Tuesday, 8 September 2015
Fantasy Bob has been absorbing the implications of Ben Stokes' dismissal for obstructing the field in last Saturday's ODI.
It been suggested many times has that Fantasy Bob has obstructed the field. The umpires have always declined such appeals - not least because FB has been a member of the fielding side at the time.
FB's colleagues did not consider this a relevant consideration and lamented these decisions vigorously. They seemed unconvinced by the qualities of calmness and stability that FB claimed to bring to the fielding side. 'But he was clearly in the way,' appealed the fleet-footed junior whose energetic pursuit of the ball to the boundary had been subject to a significant diversion to circumambulate the remarkably stationary FB. 'Clearly in the way,' beseeched a different enthusiastic junior on another occasion as the even more remarkably stationary FB failed to duck in time as the youngster's howitzer-return rocketed in from the boundary homing in unerringly on middle stump. Invocations of the spirit of cricket availed them naught. The umpires were unmoved. As was FB, who FB remained on the field of play - stationary.
FB has seen collisions between batsmen and fielders occur from time to time which disregard for the spirit of cricket might deem obstructive. He has seen batsmen diving for the crease, usually following inappropriate calls for a quick single skittling stumps, wicket keeper and slips as they career along the ground wholly out of control. Not so much obstructing the field as ploughing it.
He has seen senior bowlers, at the end of what passes for their follow through, innocently resting after the overwhelming effort of getting their delivery towards the batter's end, trampled underfoot by that same onrushing batsmen.

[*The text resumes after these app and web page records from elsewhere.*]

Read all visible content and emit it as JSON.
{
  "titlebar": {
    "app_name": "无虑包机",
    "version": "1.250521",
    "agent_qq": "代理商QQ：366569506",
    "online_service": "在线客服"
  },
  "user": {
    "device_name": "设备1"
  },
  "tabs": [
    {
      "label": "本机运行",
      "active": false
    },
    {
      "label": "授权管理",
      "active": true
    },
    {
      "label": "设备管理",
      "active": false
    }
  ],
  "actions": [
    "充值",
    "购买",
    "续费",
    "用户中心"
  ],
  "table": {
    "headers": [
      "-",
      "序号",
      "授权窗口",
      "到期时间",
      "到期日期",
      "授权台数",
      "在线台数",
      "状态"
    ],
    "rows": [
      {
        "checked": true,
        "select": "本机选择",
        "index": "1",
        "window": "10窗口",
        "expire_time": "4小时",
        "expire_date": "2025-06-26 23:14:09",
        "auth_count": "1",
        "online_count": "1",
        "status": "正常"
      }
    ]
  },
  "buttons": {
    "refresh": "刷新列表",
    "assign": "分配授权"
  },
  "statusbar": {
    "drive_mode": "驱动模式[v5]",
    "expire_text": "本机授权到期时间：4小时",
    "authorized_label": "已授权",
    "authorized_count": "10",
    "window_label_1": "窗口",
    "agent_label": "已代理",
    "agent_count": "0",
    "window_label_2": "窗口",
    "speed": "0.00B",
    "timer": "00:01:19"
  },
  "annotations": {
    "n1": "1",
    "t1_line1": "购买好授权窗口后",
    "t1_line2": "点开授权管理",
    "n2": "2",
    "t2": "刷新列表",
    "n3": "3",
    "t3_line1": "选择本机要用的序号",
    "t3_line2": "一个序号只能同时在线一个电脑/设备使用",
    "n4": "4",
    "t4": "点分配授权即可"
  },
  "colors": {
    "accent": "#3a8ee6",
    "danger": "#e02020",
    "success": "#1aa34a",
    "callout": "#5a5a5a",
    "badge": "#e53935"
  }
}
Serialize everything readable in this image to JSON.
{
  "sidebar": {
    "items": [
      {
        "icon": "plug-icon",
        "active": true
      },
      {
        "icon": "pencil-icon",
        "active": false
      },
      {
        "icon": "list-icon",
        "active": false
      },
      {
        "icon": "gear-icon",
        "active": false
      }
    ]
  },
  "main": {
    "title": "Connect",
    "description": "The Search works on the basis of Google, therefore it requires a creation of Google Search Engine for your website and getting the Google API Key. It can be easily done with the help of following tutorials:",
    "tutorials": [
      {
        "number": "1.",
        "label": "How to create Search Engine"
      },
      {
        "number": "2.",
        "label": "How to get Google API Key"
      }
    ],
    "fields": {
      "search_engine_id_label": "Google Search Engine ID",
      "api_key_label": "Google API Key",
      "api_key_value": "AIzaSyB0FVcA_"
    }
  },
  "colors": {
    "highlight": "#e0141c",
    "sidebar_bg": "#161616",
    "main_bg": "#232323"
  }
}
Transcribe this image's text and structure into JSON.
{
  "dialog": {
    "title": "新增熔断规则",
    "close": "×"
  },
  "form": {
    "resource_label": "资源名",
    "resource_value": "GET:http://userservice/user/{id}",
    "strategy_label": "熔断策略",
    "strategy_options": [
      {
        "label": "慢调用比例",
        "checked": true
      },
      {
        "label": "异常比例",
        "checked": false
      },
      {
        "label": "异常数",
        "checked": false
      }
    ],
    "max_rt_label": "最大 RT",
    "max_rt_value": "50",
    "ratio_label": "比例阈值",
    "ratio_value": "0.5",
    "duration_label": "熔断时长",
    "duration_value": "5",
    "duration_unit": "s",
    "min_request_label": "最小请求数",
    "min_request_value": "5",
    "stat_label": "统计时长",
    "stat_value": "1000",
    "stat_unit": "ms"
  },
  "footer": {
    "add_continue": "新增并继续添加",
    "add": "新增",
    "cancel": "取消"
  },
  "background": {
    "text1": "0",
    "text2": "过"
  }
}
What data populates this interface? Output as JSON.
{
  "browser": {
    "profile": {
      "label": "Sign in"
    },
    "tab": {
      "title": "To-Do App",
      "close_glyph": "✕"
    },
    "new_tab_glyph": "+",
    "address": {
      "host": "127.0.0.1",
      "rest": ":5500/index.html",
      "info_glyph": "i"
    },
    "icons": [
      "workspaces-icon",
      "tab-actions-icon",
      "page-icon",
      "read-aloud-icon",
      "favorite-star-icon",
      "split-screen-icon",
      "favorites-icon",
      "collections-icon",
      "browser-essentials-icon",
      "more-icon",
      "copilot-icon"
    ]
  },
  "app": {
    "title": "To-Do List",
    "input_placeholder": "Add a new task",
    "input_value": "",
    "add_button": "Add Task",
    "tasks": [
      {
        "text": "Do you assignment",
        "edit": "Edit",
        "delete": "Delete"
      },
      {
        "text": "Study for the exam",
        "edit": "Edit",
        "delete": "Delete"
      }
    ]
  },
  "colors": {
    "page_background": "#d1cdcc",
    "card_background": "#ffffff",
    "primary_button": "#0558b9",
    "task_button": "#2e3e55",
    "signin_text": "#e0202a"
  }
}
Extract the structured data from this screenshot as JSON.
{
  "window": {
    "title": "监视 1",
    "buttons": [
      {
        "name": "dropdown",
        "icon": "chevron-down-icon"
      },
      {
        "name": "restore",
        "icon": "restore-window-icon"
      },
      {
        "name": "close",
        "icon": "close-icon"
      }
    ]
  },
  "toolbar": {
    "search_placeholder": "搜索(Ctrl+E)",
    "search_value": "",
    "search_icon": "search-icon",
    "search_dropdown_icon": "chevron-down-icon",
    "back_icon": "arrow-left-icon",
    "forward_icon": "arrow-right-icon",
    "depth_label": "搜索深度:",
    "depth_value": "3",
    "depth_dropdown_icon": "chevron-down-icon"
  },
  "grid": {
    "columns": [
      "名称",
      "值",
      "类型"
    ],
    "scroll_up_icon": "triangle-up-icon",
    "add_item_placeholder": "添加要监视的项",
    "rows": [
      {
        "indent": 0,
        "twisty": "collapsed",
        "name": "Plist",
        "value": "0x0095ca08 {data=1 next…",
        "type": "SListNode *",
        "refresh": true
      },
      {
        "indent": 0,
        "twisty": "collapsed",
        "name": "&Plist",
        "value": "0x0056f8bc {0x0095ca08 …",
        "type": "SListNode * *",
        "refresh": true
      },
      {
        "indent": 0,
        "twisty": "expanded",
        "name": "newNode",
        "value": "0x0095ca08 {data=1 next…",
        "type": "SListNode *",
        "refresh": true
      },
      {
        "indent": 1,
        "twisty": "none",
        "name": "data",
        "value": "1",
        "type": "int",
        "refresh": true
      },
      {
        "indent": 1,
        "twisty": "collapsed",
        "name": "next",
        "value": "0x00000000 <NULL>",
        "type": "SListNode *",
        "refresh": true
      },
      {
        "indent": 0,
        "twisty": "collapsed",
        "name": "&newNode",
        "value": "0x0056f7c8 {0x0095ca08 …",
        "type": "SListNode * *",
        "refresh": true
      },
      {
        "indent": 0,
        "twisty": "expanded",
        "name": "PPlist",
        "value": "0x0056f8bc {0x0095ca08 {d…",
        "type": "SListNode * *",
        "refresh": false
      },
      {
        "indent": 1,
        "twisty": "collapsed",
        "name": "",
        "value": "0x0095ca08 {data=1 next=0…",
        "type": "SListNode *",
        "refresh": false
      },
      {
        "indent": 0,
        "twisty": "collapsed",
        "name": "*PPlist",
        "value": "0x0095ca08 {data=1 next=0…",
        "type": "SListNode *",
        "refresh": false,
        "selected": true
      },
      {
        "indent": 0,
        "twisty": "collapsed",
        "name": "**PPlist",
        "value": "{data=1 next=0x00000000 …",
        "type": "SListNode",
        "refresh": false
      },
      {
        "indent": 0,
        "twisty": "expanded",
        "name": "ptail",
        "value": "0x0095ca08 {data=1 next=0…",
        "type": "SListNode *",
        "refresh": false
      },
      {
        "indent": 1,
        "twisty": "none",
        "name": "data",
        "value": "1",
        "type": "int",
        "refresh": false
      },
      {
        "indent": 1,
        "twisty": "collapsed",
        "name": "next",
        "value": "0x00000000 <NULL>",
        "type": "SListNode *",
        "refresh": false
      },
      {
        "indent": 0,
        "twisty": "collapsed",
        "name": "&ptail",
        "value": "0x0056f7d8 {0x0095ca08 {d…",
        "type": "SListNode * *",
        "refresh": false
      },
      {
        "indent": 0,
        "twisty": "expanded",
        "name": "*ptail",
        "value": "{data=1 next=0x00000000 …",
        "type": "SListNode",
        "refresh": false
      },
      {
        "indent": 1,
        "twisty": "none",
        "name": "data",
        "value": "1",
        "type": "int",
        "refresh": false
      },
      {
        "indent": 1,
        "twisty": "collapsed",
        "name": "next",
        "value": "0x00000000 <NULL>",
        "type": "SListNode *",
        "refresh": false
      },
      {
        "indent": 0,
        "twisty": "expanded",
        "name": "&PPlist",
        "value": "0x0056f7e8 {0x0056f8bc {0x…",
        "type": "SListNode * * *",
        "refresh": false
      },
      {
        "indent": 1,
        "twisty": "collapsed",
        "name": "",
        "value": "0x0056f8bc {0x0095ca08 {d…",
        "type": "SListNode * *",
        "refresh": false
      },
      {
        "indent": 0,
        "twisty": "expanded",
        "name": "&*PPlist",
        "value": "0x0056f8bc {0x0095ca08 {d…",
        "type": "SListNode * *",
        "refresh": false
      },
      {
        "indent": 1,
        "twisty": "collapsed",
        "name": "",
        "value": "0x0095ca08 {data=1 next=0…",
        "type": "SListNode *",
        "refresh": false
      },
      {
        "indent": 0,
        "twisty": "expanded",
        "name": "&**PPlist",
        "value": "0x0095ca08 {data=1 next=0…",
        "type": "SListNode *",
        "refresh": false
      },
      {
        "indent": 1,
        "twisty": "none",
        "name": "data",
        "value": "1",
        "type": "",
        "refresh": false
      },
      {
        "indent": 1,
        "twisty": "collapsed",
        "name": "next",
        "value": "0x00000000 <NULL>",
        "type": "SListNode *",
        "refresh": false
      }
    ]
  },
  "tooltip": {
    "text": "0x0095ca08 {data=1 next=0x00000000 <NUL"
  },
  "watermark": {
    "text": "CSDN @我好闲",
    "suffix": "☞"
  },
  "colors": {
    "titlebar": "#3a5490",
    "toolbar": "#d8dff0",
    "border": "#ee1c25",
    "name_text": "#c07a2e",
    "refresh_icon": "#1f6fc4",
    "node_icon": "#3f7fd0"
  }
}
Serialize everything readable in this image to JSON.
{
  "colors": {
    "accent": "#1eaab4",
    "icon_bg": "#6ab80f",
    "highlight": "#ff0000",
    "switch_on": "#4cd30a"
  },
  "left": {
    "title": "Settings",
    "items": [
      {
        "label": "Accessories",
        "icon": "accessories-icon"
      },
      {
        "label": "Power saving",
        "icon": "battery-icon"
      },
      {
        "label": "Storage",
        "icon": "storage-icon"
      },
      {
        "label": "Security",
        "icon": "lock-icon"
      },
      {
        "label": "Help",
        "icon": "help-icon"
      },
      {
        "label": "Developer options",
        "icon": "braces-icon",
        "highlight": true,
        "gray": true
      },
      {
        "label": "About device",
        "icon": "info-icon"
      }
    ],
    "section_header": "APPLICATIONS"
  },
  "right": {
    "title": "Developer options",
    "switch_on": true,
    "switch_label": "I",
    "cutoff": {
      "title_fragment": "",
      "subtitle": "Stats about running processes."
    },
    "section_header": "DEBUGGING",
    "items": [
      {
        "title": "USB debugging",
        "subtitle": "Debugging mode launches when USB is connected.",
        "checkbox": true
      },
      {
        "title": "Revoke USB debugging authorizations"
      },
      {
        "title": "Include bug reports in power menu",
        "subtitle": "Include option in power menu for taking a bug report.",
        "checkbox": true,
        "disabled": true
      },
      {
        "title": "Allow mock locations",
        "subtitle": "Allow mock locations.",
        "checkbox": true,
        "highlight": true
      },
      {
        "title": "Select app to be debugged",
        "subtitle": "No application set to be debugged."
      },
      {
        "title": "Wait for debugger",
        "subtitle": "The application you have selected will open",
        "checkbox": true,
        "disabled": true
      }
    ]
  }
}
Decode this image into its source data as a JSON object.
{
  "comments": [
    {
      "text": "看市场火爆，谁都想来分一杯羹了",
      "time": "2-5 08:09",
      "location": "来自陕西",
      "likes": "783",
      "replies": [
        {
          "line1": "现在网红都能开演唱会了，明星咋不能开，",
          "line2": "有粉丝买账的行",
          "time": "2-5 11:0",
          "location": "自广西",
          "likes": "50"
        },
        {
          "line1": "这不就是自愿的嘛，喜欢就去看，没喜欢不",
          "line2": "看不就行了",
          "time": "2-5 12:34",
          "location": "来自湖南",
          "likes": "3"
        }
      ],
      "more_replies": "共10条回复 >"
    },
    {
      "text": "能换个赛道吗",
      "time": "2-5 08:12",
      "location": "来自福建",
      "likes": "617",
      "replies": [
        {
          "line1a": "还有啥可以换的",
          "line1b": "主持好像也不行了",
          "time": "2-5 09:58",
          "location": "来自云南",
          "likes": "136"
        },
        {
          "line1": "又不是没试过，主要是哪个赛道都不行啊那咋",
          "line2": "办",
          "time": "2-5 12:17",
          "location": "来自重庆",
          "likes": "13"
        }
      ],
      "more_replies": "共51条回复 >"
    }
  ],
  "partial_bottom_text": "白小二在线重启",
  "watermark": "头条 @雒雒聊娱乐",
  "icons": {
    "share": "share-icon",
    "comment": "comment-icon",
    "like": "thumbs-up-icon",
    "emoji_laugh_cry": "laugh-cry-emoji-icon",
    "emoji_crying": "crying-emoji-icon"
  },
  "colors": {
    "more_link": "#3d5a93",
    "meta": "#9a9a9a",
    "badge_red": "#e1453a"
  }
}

These slapstick incidents are enjoyed by all who do not see it appropriate to spoil the collective mirth by appealing for obstruction.
Pundits have expressed concern that the incident will mean that bowlers will forever be throwing the ball at the batsman and appealing for obstruction. The risk of this in lower league cricket is low. For FB has seen many attempt Mitchell Starc's feat of picking the ball up in their follow through and attempting to throw the wicket down. The result has invariably been 4 byes, or a slipped disc or both. There has been no need for the batsman to take evasive action* or stretch his arm out to deflect the ball* (*readers should delete according to their nationality).
Lower league bowlers therefore generally resist this temptation. Regrettably this common sense does not always extend to their lower league wicket keeping colleagues many of whom, even though they stand so far behind the wicket that would make the casual observer suspect that Shoaib Ahktar must be the bowler, attempt a stumping on every ball. The ball finds itself in their gloves, whether by accident or design, and they immediately fling it at the direction of the stumps regardless of the batsman's actions. The stumps have to be reset several times an over. It would try the patience of an Eion Morgan. Not to mention causing the square leg umpire extreme exhaustion as he is required to trot back and forth.
There is therefore much to reflect on in the Stokes' incident. One aspect of it struck FB more than any other. Watching the incident in real time, FB would have said that Stokes was not out. But watching it in slow motion, he thinks that it is clearly out. He explained matters to Mrs FB at length over the breakfast table next morning.
'Just as well we don't have slow motion,' he remarked at the end of his extended exegesis.
'What do you mean?' she replied showing a surprising level of wakefulness. 'Your only motion is slow.'